(Dataset items)
****************************************

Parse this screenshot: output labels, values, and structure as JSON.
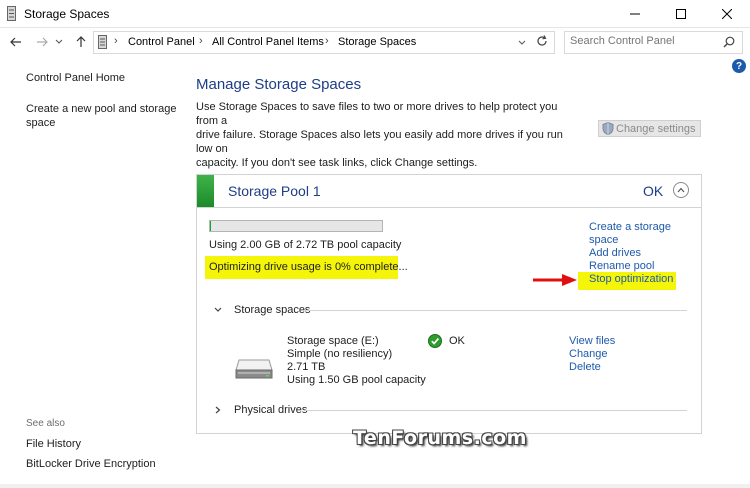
{
  "window": {
    "title": "Storage Spaces"
  },
  "breadcrumb": [
    "Control Panel",
    "All Control Panel Items",
    "Storage Spaces"
  ],
  "search": {
    "placeholder": "Search Control Panel"
  },
  "sidebar": {
    "home": "Control Panel Home",
    "create_pool_line1": "Create a new pool and storage",
    "create_pool_line2": "space",
    "see_also": "See also",
    "file_history": "File History",
    "bitlocker": "BitLocker Drive Encryption"
  },
  "main": {
    "title": "Manage Storage Spaces",
    "intro_line1": "Use Storage Spaces to save files to two or more drives to help protect you from a",
    "intro_line2": "drive failure. Storage Spaces also lets you easily add more drives if you run low on",
    "intro_line3": "capacity. If you don't see task links, click Change settings.",
    "change_settings": "Change settings"
  },
  "pool": {
    "name": "Storage Pool 1",
    "status": "OK",
    "usage": "Using 2.00 GB of 2.72 TB pool capacity",
    "usage_fraction": 0.0007,
    "optimizing": "Optimizing drive usage is 0% complete...",
    "links": {
      "create_line1": "Create a storage",
      "create_line2": "space",
      "add_drives": "Add drives",
      "rename": "Rename pool",
      "stop": "Stop optimization"
    },
    "storage_spaces_label": "Storage spaces",
    "physical_drives_label": "Physical drives",
    "space": {
      "name": "Storage space (E:)",
      "resiliency": "Simple (no resiliency)",
      "size": "2.71 TB",
      "usage": "Using 1.50 GB pool capacity",
      "status": "OK",
      "view_files": "View files",
      "change": "Change",
      "delete": "Delete"
    }
  },
  "watermark": "TenForums.com",
  "colors": {
    "accent": "#1e3d87",
    "link": "#1e5aab",
    "highlight": "#f5f50a",
    "pool_green": "#1d8a2a",
    "arrow": "#e01010"
  }
}
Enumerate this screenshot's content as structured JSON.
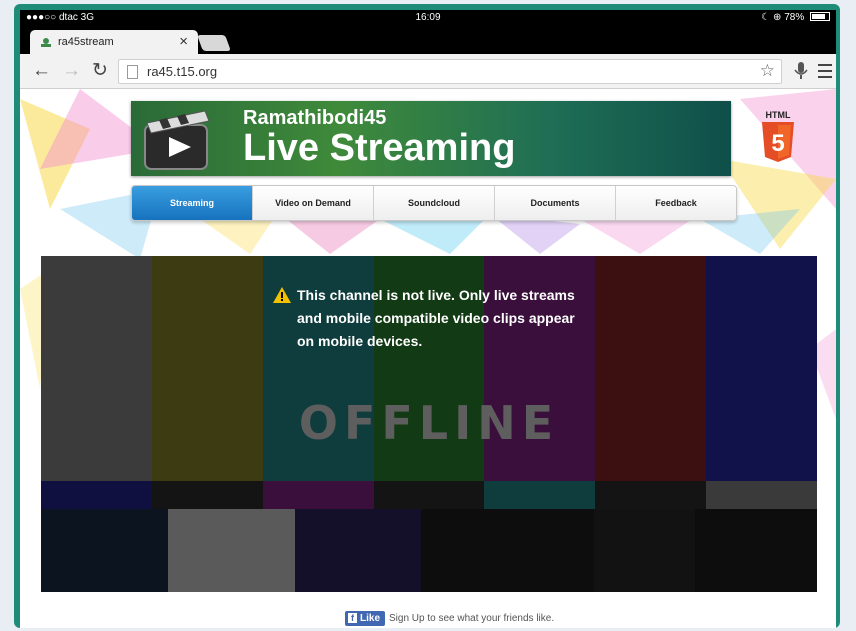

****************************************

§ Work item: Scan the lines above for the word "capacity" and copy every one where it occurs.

§ Answer for this exercise:
    "intro_line3": "capacity. If you don't see task links, click Change settings.",
    "usage": "Using 2.00 GB of 2.72 TB pool capacity",
      "usage": "Using 1.50 GB pool capacity",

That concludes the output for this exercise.